U.S. citizens and permanent residents pay income tax on their worldwide income. If sufficiently wealthy, their worldwide assets are taxed when they die. This is true no matter where they live. Every year, more and more people are relinquishing their U.S. citizenship or giving up their green card (permanent resident) visa status.
This means that they are leaving the U.S. tax net. As they leave, the United States seeks its last chance to impose tax. This is called the “exit tax.” Section 877A of the Internal Revenue Code.
If you are rich enough (as defined by the U.S. government) or your tax paperwork is not in order, the Internal Revenue Service pretends that you sold everything you own on the day before you relinquished your citizenship. After applying an exemption amount ($651,000 in 2012) you pay tax on the “pretend” sale. The Internal Revenue Service pretends that you received all of your IRA balances on the day before you relinquished your citizenship. That’s all taxable income to you.
There are a number of other special tax rules that may create an enormous tax liability to the United States, just because you gave up your U.S. citizenship or green card visa. Even if you are not rich (again, “not rich” is defined by the U.S. government, not by you), you will still face a mountain of tax paperwork that needs to be filed correctly and on time.
We know these tax rules, perhaps better than anyone else, because we counsel so many people throughout this process. Let us help you – from your initial questions when you first consider this action, through the tax planning before you relinquish citizenship, and filing the tax returns afterwards.
Expatriates have the rare pleasure of becoming intimate (in a one-time sort of way, usually) with Form 8854. Let’s take a look at Part I of the Form 8854. What information are you asked to…continue reading
The current iteration of the exit tax rules were enacted in June, 2008. At this point, nearly 10 years later, I am working with people who expatriated and now want to become residents and citizens…continue reading
Everyone focuses on the income tax side of expatriation. Understandable. The year of giving up U.S. citizenship or permanent residence is a busy year and income tax is painful. But estate tax problems can lurk,…continue reading
Let’s say you have expatriated (gave up U.S. citizenship or your green card) and you expect to receive an inheritance from a U.S. person–perhaps your parents. How is that inheritance taxed? Correspondent KP emailed me…continue reading
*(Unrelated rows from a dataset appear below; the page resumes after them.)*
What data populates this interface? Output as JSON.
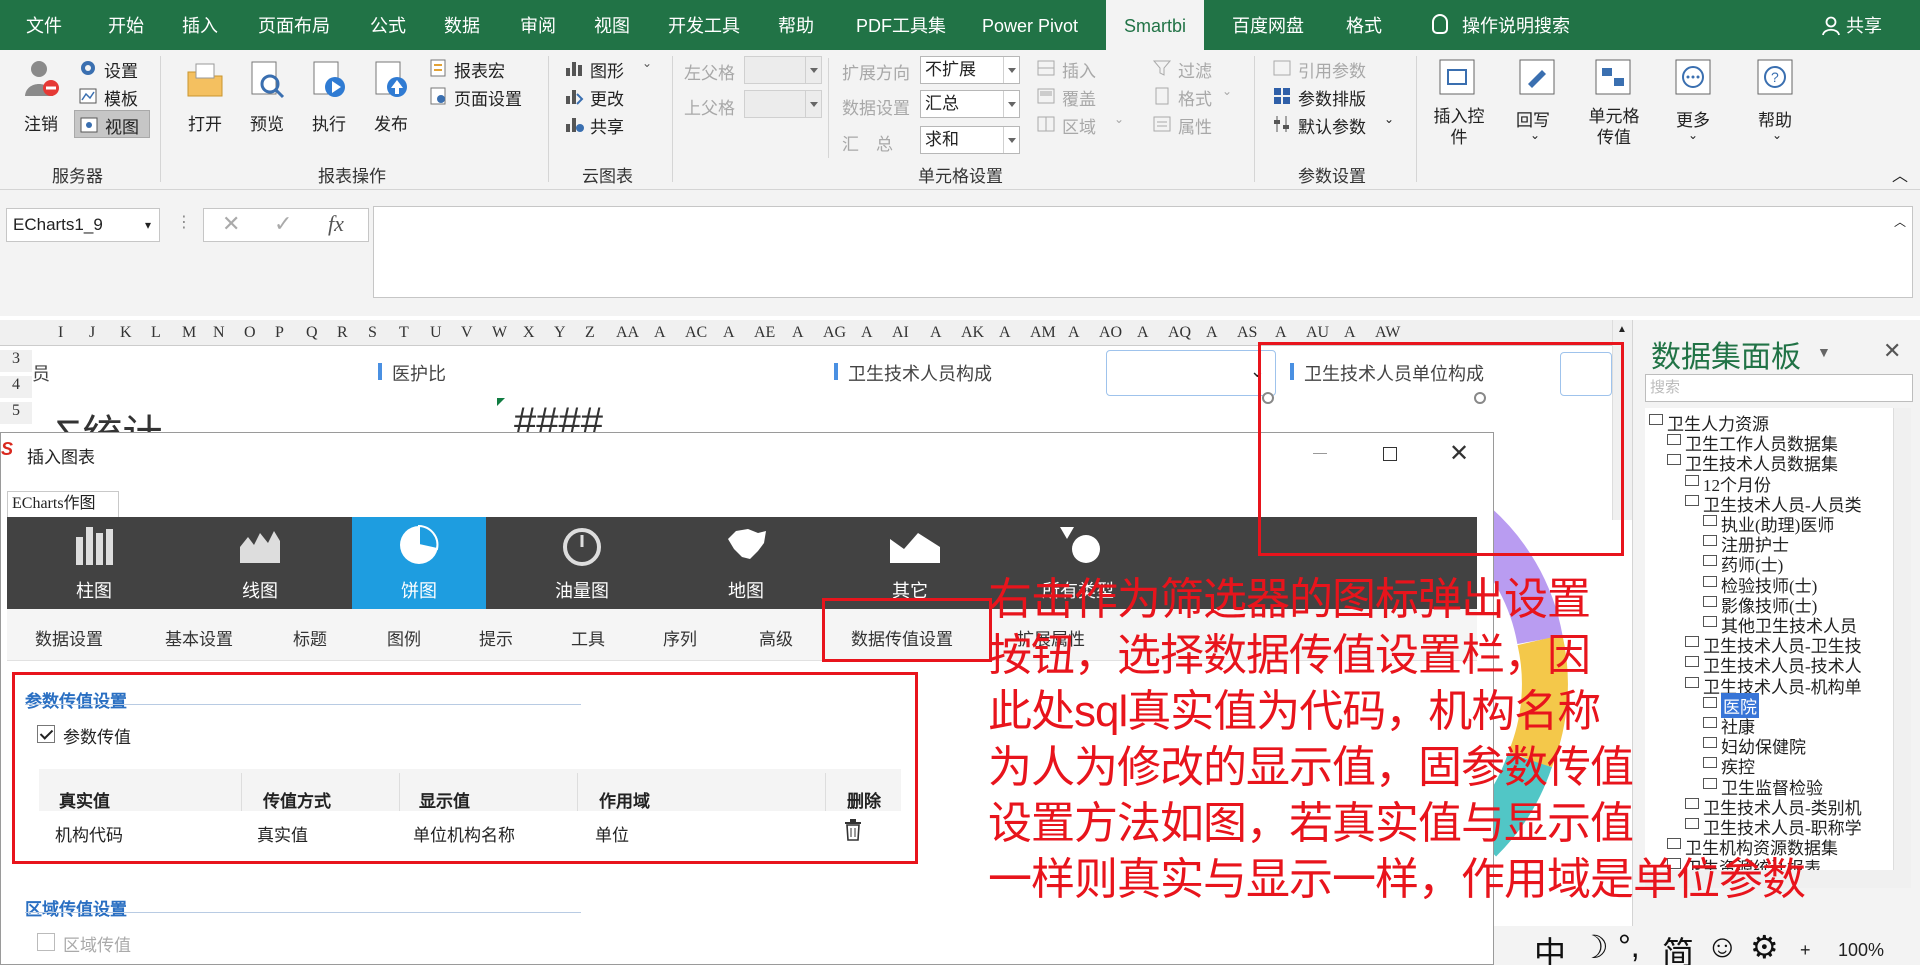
{
  "tabs": [
    "文件",
    "开始",
    "插入",
    "页面布局",
    "公式",
    "数据",
    "审阅",
    "视图",
    "开发工具",
    "帮助",
    "PDF工具集",
    "Power Pivot",
    "Smartbi",
    "百度网盘",
    "格式"
  ],
  "active_tab": "Smartbi",
  "tell_me": "操作说明搜索",
  "share": "共享",
  "ribbon": {
    "server": {
      "logout": "注销",
      "settings": "设置",
      "template": "模板",
      "view": "视图",
      "group": "服务器"
    },
    "report_ops": {
      "open": "打开",
      "preview": "预览",
      "execute": "执行",
      "publish": "发布",
      "report_macro": "报表宏",
      "page_setup": "页面设置",
      "group": "报表操作"
    },
    "cloud_chart": {
      "chart": "图形",
      "change": "更改",
      "share": "共享",
      "group": "云图表"
    },
    "cell_settings": {
      "left_parent": "左父格",
      "top_parent": "上父格",
      "expand_dir": "扩展方向",
      "expand_val": "不扩展",
      "data_setting": "数据设置",
      "data_val": "汇总",
      "summary_label": "汇　总",
      "summary_val": "求和",
      "insert": "插入",
      "cover": "覆盖",
      "region": "区域",
      "filter": "过滤",
      "format": "格式",
      "attr": "属性",
      "group": "单元格设置"
    },
    "param_settings": {
      "ref_param": "引用参数",
      "param_layout": "参数排版",
      "default_param": "默认参数",
      "group": "参数设置"
    },
    "insert_ctrl": "插入控件",
    "writeback": "回写",
    "cell_pass": "单元格传值",
    "more": "更多",
    "help": "帮助"
  },
  "name_box": "ECharts1_9",
  "columns": [
    "I",
    "J",
    "K",
    "L",
    "M",
    "N",
    "O",
    "P",
    "Q",
    "R",
    "S",
    "T",
    "U",
    "V",
    "W",
    "X",
    "Y",
    "Z",
    "AA",
    "A",
    "AC",
    "A",
    "AE",
    "A",
    "AG",
    "A",
    "AI",
    "A",
    "AK",
    "A",
    "AM",
    "A",
    "AO",
    "A",
    "AQ",
    "A",
    "AS",
    "A",
    "AU",
    "A",
    "AW"
  ],
  "rows": [
    "3",
    "4",
    "5"
  ],
  "sheet": {
    "frag1": "员",
    "title1": "医护比",
    "title2": "卫生技术人员构成",
    "title3": "卫生技术人员单位构成",
    "big1": "∑统计",
    "big2": "####"
  },
  "panel": {
    "title": "数据集面板",
    "search_placeholder": "搜索",
    "tree": [
      "卫生人力资源",
      "卫生工作人员数据集",
      "卫生技术人员数据集",
      "12个月份",
      "卫生技术人员-人员类",
      "执业(助理)医师",
      "注册护士",
      "药师(士)",
      "检验技师(士)",
      "影像技师(士)",
      "其他卫生技术人员",
      "卫生技术人员-卫生技",
      "卫生技术人员-技术人",
      "卫生技术人员-机构单",
      "医院",
      "社康",
      "妇幼保健院",
      "疾控",
      "卫生监督检验",
      "卫生技术人员-类别机",
      "卫生技术人员-职称学",
      "卫生机构资源数据集",
      "卫生资源统计报表"
    ],
    "tree_selected": "医院"
  },
  "dialog": {
    "title": "插入图表",
    "subtab": "ECharts作图",
    "chart_types": [
      "柱图",
      "线图",
      "饼图",
      "油量图",
      "地图",
      "其它",
      "所有类型"
    ],
    "active_type": "饼图",
    "setting_tabs": [
      "数据设置",
      "基本设置",
      "标题",
      "图例",
      "提示",
      "工具",
      "序列",
      "高级",
      "数据传值设置",
      "扩展属性"
    ],
    "active_setting": "数据传值设置",
    "param_section": "参数传值设置",
    "param_check": "参数传值",
    "param_checked": true,
    "table_headers": [
      "真实值",
      "传值方式",
      "显示值",
      "作用域",
      "删除"
    ],
    "table_row": [
      "机构代码",
      "真实值",
      "单位机构名称",
      "单位"
    ],
    "region_section": "区域传值设置",
    "region_check": "区域传值",
    "region_checked": false
  },
  "annotation": [
    "右击作为筛选器的图标弹出设置",
    "按钮，选择数据传值设置栏，因",
    "此处sql真实值为代码，机构名称",
    "为人为修改的显示值，固参数传值",
    "设置方法如图，若真实值与显示值",
    "一样则真实与显示一样，作用域是单位参数"
  ],
  "status": {
    "ime_mode": "中",
    "punct": "°,",
    "simplified": "简",
    "zoom": "100%",
    "zoom_plus": "+"
  },
  "colors": {
    "excel_green": "#217346",
    "annotation_red": "#e8141c",
    "chart_active_blue": "#1e9de0",
    "chart_bar_dark": "#424242"
  }
}
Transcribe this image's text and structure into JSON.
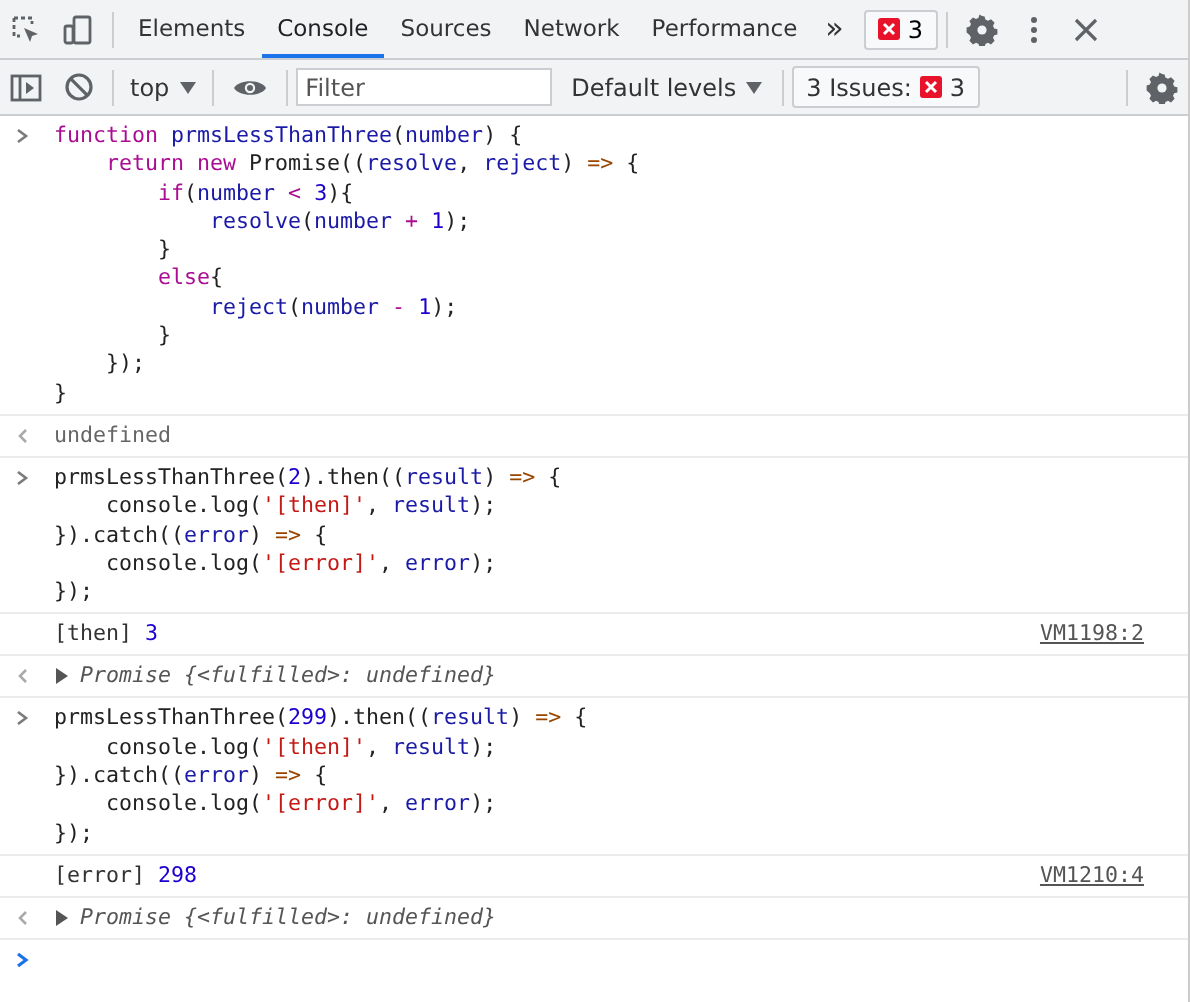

The tax rules for expatriation are still (almost a decade after being enacted) approximately as precise as fog. An accountant friend, Ed R. (he does not have a website, otherwise I would link to it),…continue reading